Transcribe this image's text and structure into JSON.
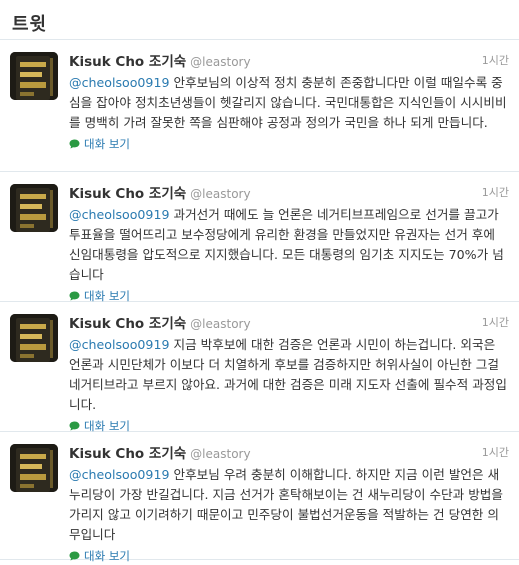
{
  "header": {
    "title": "트윗"
  },
  "tweets": [
    {
      "fullname": "Kisuk Cho 조기숙",
      "username": "@leastory",
      "time": "1시간",
      "mention": "@cheolsoo0919",
      "text": " 안후보님의 이상적 정치 충분히 존중합니다만 이럴 때일수록 중심을 잡아야 정치초년생들이 헷갈리지 않습니다. 국민대통합은 지식인들이 시시비비를 명백히 가려 잘못한 쪽을 심판해야 공정과 정의가 국민을 하나 되게 만듭니다.",
      "conversation": "대화 보기"
    },
    {
      "fullname": "Kisuk Cho 조기숙",
      "username": "@leastory",
      "time": "1시간",
      "mention": "@cheolsoo0919",
      "text": " 과거선거 때에도 늘 언론은 네거티브프레임으로 선거를 끌고가 투표율을 떨어뜨리고 보수정당에게 유리한 환경을 만들었지만 유권자는 선거 후에 신임대통령을 압도적으로 지지했습니다. 모든 대통령의 임기초 지지도는 70%가 넘습니다",
      "conversation": "대화 보기"
    },
    {
      "fullname": "Kisuk Cho 조기숙",
      "username": "@leastory",
      "time": "1시간",
      "mention": "@cheolsoo0919",
      "text": " 지금 박후보에 대한 검증은 언론과 시민이 하는겁니다. 외국은 언론과 시민단체가 이보다 더 치열하게 후보를 검증하지만 허위사실이 아닌한 그걸 네거티브라고 부르지 않아요. 과거에 대한 검증은 미래 지도자 선출에 필수적 과정입니다.",
      "conversation": "대화 보기"
    },
    {
      "fullname": "Kisuk Cho 조기숙",
      "username": "@leastory",
      "time": "1시간",
      "mention": "@cheolsoo0919",
      "text": " 안후보님 우려 충분히 이해합니다. 하지만 지금 이런 발언은 새누리당이 가장 반길겁니다. 지금 선거가 혼탁해보이는 건 새누리당이 수단과 방법을 가리지 않고 이기려하기 때문이고 민주당이 불법선거운동을 적발하는 건 당연한 의무입니다",
      "conversation": "대화 보기"
    }
  ]
}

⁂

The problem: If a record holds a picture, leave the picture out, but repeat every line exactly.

Expected output:
Transcribe this image's text and structure into JSON.
{
  "header": {
    "title": "트윗"
  },
  "tweets": [
    {
      "fullname": "Kisuk Cho 조기숙",
      "username": "@leastory",
      "time": "1시간",
      "mention": "@cheolsoo0919",
      "text": " 안후보님의 이상적 정치 충분히 존중합니다만 이럴 때일수록 중심을 잡아야 정치초년생들이 헷갈리지 않습니다. 국민대통합은 지식인들이 시시비비를 명백히 가려 잘못한 쪽을 심판해야 공정과 정의가 국민을 하나 되게 만듭니다.",
      "conversation": "대화 보기"
    },
    {
      "fullname": "Kisuk Cho 조기숙",
      "username": "@leastory",
      "time": "1시간",
      "mention": "@cheolsoo0919",
      "text": " 과거선거 때에도 늘 언론은 네거티브프레임으로 선거를 끌고가 투표율을 떨어뜨리고 보수정당에게 유리한 환경을 만들었지만 유권자는 선거 후에 신임대통령을 압도적으로 지지했습니다. 모든 대통령의 임기초 지지도는 70%가 넘습니다",
      "conversation": "대화 보기"
    },
    {
      "fullname": "Kisuk Cho 조기숙",
      "username": "@leastory",
      "time": "1시간",
      "mention": "@cheolsoo0919",
      "text": " 지금 박후보에 대한 검증은 언론과 시민이 하는겁니다. 외국은 언론과 시민단체가 이보다 더 치열하게 후보를 검증하지만 허위사실이 아닌한 그걸 네거티브라고 부르지 않아요. 과거에 대한 검증은 미래 지도자 선출에 필수적 과정입니다.",
      "conversation": "대화 보기"
    },
    {
      "fullname": "Kisuk Cho 조기숙",
      "username": "@leastory",
      "time": "1시간",
      "mention": "@cheolsoo0919",
      "text": " 안후보님 우려 충분히 이해합니다. 하지만 지금 이런 발언은 새누리당이 가장 반길겁니다. 지금 선거가 혼탁해보이는 건 새누리당이 수단과 방법을 가리지 않고 이기려하기 때문이고 민주당이 불법선거운동을 적발하는 건 당연한 의무입니다",
      "conversation": "대화 보기"
    }
  ]
}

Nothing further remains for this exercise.